Examine each line of the listing below. Copy those in which the string "badge" appears.

▬▬▬▬▬▬

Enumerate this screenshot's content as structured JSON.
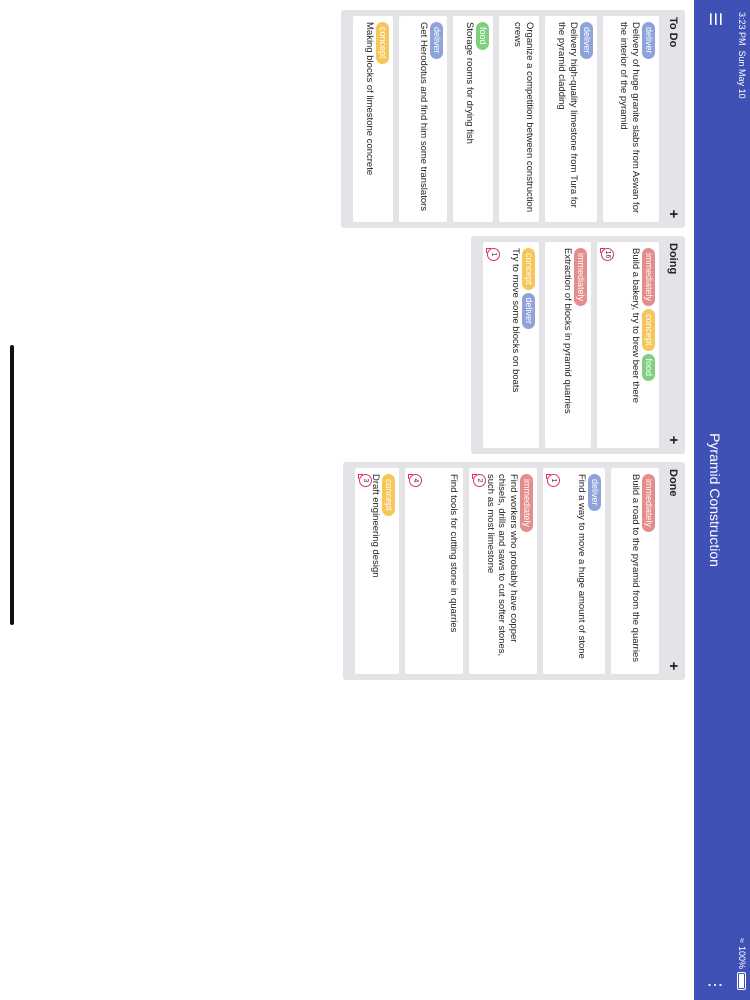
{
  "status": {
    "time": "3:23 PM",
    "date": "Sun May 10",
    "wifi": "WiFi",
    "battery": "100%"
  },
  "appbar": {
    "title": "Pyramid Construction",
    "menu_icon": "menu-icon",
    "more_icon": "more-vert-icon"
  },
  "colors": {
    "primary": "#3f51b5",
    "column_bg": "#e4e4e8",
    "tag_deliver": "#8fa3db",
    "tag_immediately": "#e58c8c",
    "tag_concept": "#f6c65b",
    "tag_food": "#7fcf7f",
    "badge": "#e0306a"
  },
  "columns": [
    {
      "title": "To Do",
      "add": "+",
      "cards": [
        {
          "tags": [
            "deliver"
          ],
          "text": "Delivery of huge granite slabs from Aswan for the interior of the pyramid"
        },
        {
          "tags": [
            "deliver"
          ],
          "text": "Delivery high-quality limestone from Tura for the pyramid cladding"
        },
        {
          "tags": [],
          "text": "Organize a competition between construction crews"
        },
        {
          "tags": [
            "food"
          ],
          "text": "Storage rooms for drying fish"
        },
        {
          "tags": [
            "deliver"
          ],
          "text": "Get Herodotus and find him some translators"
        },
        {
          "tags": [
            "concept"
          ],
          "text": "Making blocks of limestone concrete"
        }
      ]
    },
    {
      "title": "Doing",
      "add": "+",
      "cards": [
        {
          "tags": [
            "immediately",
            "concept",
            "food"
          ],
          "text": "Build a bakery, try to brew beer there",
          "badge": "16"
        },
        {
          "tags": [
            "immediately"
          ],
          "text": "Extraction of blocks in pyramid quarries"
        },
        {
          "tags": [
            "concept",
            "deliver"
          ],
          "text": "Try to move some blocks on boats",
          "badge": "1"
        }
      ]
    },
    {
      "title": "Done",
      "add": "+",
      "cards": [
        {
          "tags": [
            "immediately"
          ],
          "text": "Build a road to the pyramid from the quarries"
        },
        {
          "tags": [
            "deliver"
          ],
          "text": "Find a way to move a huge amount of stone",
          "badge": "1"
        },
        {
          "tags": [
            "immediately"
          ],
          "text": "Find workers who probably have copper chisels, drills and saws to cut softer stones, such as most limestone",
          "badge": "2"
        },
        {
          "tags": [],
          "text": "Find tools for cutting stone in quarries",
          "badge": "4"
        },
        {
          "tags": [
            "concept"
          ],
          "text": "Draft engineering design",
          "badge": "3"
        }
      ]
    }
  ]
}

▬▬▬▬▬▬

• [The completed task]
    "badge": "#e0306a"
          "badge": "16"
          "badge": "1"
          "badge": "1"
          "badge": "2"
          "badge": "4"
          "badge": "3"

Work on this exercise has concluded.